───── GIVEN DATA

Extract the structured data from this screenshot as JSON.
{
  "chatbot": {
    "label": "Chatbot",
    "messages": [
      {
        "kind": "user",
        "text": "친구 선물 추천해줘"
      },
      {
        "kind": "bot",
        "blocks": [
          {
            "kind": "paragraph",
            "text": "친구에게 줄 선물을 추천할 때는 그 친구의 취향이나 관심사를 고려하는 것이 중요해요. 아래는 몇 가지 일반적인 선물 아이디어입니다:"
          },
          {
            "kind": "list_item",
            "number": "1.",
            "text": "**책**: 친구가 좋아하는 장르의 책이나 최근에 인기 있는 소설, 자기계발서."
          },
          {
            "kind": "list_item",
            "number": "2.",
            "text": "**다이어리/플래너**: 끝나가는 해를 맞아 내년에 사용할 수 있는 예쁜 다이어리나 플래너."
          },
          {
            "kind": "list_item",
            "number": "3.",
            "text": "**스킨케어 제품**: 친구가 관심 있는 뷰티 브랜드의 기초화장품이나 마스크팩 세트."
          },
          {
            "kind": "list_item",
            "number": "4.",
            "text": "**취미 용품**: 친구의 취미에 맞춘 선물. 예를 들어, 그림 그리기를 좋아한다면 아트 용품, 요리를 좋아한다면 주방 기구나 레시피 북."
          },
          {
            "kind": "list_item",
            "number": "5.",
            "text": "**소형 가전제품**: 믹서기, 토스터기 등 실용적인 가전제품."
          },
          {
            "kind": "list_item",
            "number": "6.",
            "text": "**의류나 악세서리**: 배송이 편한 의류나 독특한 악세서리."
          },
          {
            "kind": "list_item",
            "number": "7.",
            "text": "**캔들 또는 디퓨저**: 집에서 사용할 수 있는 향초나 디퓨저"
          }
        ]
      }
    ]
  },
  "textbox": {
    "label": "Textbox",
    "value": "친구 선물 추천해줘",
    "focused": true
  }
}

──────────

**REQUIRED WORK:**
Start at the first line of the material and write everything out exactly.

**SOLUTION FOR THIS TASK:**
Extract the structured data from this screenshot as JSON.
{
  "chatbot": {
    "label": "Chatbot",
    "messages": [
      {
        "kind": "user",
        "text": "친구 선물 추천해줘"
      },
      {
        "kind": "bot",
        "blocks": [
          {
            "kind": "paragraph",
            "text": "친구에게 줄 선물을 추천할 때는 그 친구의 취향이나 관심사를 고려하는 것이 중요해요. 아래는 몇 가지 일반적인 선물 아이디어입니다:"
          },
          {
            "kind": "list_item",
            "number": "1.",
            "text": "**책**: 친구가 좋아하는 장르의 책이나 최근에 인기 있는 소설, 자기계발서."
          },
          {
            "kind": "list_item",
            "number": "2.",
            "text": "**다이어리/플래너**: 끝나가는 해를 맞아 내년에 사용할 수 있는 예쁜 다이어리나 플래너."
          },
          {
            "kind": "list_item",
            "number": "3.",
            "text": "**스킨케어 제품**: 친구가 관심 있는 뷰티 브랜드의 기초화장품이나 마스크팩 세트."
          },
          {
            "kind": "list_item",
            "number": "4.",
            "text": "**취미 용품**: 친구의 취미에 맞춘 선물. 예를 들어, 그림 그리기를 좋아한다면 아트 용품, 요리를 좋아한다면 주방 기구나 레시피 북."
          },
          {
            "kind": "list_item",
            "number": "5.",
            "text": "**소형 가전제품**: 믹서기, 토스터기 등 실용적인 가전제품."
          },
          {
            "kind": "list_item",
            "number": "6.",
            "text": "**의류나 악세서리**: 배송이 편한 의류나 독특한 악세서리."
          },
          {
            "kind": "list_item",
            "number": "7.",
            "text": "**캔들 또는 디퓨저**: 집에서 사용할 수 있는 향초나 디퓨저"
          }
        ]
      }
    ]
  },
  "textbox": {
    "label": "Textbox",
    "value": "친구 선물 추천해줘",
    "focused": true
  }
}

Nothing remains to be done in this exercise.